INSTRUCTIONS TO FOLLOW – Hunt for the word "Sequence" across the entries below, copying each line that holds it.

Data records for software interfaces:
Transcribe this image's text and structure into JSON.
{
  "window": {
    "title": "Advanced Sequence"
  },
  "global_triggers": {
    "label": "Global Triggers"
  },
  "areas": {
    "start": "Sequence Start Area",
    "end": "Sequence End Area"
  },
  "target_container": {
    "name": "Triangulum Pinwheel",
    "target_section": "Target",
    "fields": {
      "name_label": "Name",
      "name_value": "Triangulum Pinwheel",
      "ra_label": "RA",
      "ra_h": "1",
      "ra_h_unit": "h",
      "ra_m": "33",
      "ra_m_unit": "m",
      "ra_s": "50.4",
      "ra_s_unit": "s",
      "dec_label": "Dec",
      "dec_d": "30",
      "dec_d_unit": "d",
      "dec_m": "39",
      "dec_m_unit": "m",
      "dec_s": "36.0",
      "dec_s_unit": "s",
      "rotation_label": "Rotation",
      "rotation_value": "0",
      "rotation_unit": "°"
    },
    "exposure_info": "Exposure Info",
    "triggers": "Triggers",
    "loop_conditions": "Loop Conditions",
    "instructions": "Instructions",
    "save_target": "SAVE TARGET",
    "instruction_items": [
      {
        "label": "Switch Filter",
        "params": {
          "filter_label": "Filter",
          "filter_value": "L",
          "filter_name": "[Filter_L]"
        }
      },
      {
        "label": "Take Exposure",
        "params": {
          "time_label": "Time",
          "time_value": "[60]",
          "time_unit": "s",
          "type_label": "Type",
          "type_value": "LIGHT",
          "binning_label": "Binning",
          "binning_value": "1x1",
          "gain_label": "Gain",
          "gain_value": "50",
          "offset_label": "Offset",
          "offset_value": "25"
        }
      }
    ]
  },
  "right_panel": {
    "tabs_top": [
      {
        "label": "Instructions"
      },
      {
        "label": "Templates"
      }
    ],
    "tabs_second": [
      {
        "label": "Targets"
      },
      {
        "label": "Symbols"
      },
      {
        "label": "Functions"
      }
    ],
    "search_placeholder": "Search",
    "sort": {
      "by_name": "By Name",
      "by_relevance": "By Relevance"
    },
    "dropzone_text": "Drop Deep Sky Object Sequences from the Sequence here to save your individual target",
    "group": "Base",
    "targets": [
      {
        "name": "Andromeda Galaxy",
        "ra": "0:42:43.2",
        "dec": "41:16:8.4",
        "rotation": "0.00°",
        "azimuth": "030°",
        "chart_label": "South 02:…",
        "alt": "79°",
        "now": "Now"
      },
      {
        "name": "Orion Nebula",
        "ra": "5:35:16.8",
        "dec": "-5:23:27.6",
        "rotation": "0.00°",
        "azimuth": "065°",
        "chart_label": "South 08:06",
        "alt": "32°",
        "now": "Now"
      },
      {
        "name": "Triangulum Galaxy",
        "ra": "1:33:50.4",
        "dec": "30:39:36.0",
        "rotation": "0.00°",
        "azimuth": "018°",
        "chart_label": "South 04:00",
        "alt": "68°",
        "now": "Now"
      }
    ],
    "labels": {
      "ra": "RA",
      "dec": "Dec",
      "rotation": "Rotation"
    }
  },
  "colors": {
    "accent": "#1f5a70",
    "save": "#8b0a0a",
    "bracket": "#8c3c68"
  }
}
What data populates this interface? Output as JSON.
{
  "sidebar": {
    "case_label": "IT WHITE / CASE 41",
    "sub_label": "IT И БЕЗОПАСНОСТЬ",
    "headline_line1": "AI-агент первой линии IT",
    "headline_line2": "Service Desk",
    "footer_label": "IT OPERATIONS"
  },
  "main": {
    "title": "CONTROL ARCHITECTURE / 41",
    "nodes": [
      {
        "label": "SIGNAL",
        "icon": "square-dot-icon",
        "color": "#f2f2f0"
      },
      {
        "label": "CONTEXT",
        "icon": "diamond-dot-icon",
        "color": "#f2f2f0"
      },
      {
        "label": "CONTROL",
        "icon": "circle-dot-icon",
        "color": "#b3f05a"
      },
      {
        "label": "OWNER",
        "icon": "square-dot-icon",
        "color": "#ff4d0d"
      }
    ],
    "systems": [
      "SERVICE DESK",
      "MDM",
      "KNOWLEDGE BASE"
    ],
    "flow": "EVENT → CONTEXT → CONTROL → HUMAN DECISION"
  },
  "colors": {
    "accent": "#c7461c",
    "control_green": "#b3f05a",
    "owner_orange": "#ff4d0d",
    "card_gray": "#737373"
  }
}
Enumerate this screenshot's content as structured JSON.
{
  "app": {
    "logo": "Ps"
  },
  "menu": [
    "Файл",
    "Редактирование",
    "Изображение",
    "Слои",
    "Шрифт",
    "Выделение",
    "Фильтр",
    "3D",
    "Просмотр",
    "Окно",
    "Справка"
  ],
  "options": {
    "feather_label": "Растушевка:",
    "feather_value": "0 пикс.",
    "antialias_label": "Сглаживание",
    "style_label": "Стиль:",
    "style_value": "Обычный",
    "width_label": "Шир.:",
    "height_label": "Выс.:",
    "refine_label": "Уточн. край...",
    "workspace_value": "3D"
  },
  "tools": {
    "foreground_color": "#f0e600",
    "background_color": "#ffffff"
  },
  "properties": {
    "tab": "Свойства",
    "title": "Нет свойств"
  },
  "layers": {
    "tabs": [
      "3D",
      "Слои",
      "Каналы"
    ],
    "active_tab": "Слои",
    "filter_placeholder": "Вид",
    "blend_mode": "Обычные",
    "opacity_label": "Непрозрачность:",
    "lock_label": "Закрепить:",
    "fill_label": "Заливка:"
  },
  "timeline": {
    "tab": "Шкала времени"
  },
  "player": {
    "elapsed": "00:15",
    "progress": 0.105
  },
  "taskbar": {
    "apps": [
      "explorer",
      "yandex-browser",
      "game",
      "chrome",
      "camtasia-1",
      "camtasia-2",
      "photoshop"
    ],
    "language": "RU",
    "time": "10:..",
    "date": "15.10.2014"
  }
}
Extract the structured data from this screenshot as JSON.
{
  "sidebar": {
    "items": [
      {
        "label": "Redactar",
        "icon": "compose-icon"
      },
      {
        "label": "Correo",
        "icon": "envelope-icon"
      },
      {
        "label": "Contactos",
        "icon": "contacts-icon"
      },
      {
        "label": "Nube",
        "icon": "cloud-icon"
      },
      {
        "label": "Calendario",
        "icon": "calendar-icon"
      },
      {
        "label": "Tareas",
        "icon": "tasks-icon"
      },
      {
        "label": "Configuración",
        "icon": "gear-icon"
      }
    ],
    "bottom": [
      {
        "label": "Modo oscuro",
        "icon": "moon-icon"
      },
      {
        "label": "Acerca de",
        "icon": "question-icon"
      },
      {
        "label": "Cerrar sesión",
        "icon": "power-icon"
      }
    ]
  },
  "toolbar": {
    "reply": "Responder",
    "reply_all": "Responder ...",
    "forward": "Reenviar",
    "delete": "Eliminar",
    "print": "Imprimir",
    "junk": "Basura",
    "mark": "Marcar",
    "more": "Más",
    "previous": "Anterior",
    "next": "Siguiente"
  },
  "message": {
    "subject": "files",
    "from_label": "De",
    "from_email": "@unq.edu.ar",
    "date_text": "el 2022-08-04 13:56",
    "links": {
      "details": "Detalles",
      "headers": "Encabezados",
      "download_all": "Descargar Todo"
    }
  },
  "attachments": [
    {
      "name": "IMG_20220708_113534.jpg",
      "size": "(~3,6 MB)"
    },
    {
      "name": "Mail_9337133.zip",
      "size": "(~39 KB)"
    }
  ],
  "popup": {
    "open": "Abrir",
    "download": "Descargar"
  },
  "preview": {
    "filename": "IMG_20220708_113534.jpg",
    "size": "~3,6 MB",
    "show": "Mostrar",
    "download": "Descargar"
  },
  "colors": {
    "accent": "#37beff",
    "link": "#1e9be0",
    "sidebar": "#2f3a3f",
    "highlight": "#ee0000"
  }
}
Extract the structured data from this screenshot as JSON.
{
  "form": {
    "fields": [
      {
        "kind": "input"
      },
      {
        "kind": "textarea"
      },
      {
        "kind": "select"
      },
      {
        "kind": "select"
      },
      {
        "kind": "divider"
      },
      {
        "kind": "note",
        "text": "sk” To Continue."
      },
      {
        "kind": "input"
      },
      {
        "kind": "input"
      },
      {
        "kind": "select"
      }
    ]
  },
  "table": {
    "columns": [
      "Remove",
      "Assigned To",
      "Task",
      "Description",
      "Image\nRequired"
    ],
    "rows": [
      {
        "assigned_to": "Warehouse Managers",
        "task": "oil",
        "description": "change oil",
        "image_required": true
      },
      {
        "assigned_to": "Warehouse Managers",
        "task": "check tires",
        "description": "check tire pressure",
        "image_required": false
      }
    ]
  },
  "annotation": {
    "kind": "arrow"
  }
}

WRITTEN REPLY –
    "title": "Advanced Sequence"
    "start": "Sequence Start Area",
    "end": "Sequence End Area"
    "dropzone_text": "Drop Deep Sky Object Sequences from the Sequence here to save your individual target",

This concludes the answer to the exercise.